Thank you so much for getting back to me. You are so kind to indicate my
photo of the Owlet Moth is reader worthy.
I THOUGHT it was a Gulf Fritillary, but with such an awkward photo showing it from underneath,
and from so far away, I wasn’t quite sure. It’s a first for me, so I’m pretty excited.
Thanks again, and have a wonderful day!
Letter 4 – Eight Spotted Forester Caterpillar
And who do we have here?
Location: North Texas
April 15, 2012 12:12 am
Found this in Wichita Falls,Tx. Seen a lot around but would like to know what I’m seeing. THANKS
This is the caterpillar of an Eight Spotted Forester, Alypia octomaculata, and we just posted a photo of the adult moth last week that was also from Texas. According to BugGuide: “Larvae feed on leaves of grape (Vitis spp.), peppervine (Ampelopsis spp.), and Virginia Creeper (Parthenocissus quinquefolia). Adults take nectar from flowers of herbaceous plants, and fly during the day.”

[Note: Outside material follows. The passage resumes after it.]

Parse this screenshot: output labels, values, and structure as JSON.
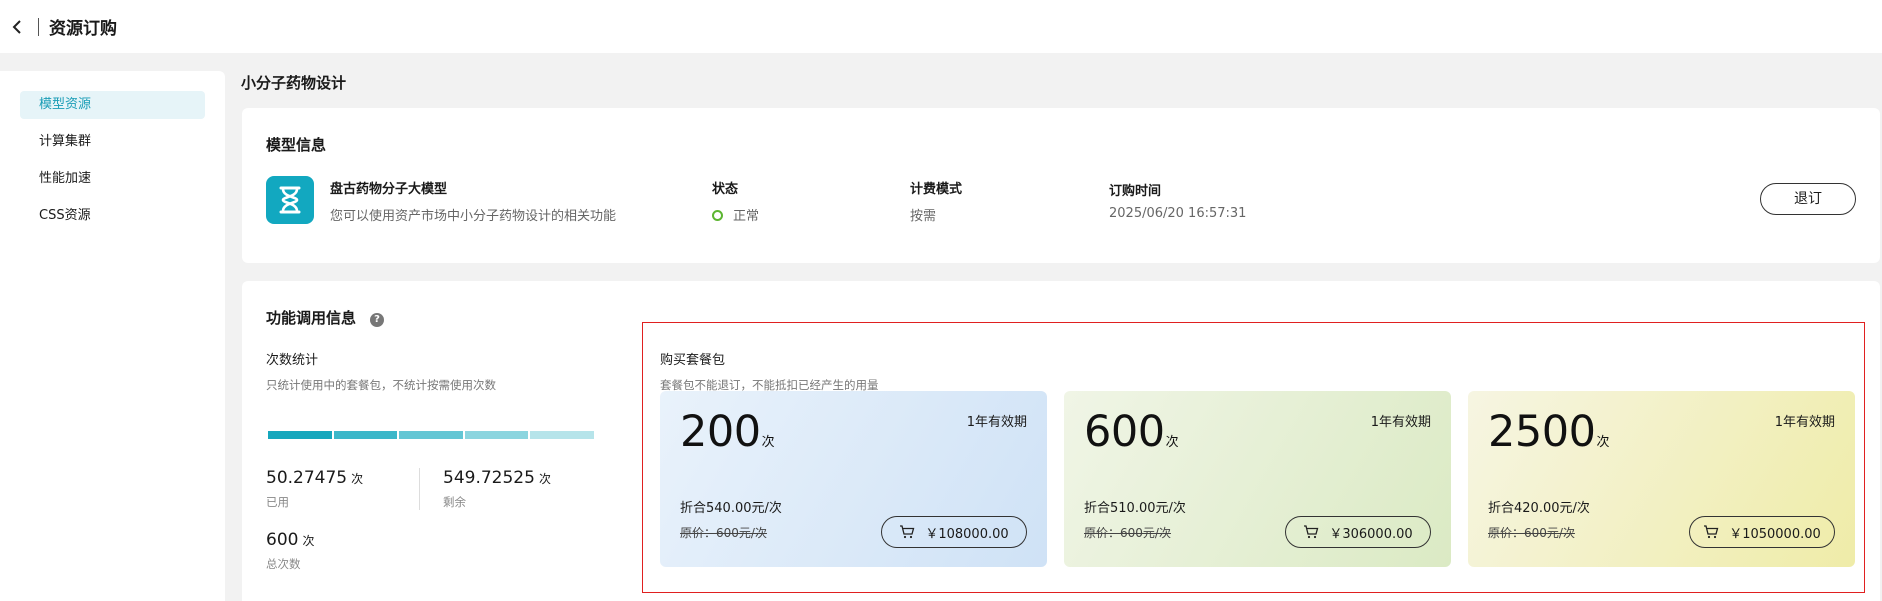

Letter 5 – Eight Spotted Forester Caterpillar
Subject: caterpillar ID
Geographic location of the bug: Orange county NYS
Time: 06:36 PM EDT
Your letter to the bugman: Hi Bugman,
Can you please Id this? Took it of concord grapes growing outside in field.
How you want your letter signed: Linda
Thank you very much. I put it back on the grapes, its quite beautiful.
Letter 6 – Eight Spotted Forrester
What’s this bug?
This is such a cool Endeavour!
My wife and were walking the other day and spotted this unusual moth amongst some succulent plants growing along the road. This is in Northeastern NY (Lake Peekskill, Putnam Valley NY to be specific). I have scoured the Internet and all our books and really cannot find anything that even closely resembles this. Please let us know if you know what it is. Thanks, and keep up the good work!
So sorry to bother you. Searched your site and deduced that it must be the Eight Spotted Forrester I didn’t recognize it initially with the wings outstretched. Thanks!
We are thrilled that you found the Eight Spotted Forrester on our site yourself. We still want to post your photo as we do not have many images of this lovely little moth.
Letter 7 – Eight Spotted Forrester
mystery lepidopteran (?)
I had two of these chasing each other in my backyard in broad daylight. Took photos that show the huge round white spots on black wings, the cream colored “neck-warmer” area, and the extraordinary orange that fringes the upper parts of at least some of the legs. Have gone through butterfly books repeatedly, and can’t find anything remotely similar. So is it a moth, and if so, what kind? Many, many thanks for your attention and help,
The Audubon Guide identifies your moth as an Eight Spotted Forrester, Alypia octomaculata. This diurnal Owlet Moth is often confused for a butterfly.
Letter 8 – Eight Spotted Forrester
I know you’ve got a bunch already, but thought you might like another of the clearwing. Took me 3 years to finally get a good shot I’m also attaching another of a butterfly I can’t figure out. If you can help me out with it, I’d appreciate it. Thanks
The Eight Spotted Forrester is actually a diurnal moth.
Letter 9 – Eight Spotted Forrester
Please help identify this guy
I’ve seen one of these the last couple weekends during daylight hours in Austin, TX. Very striking and I am quite sure I have never seen one before. Thanks.
Your Diurnal moth is an Eight Spotted Forrester, Alypia octomaculata.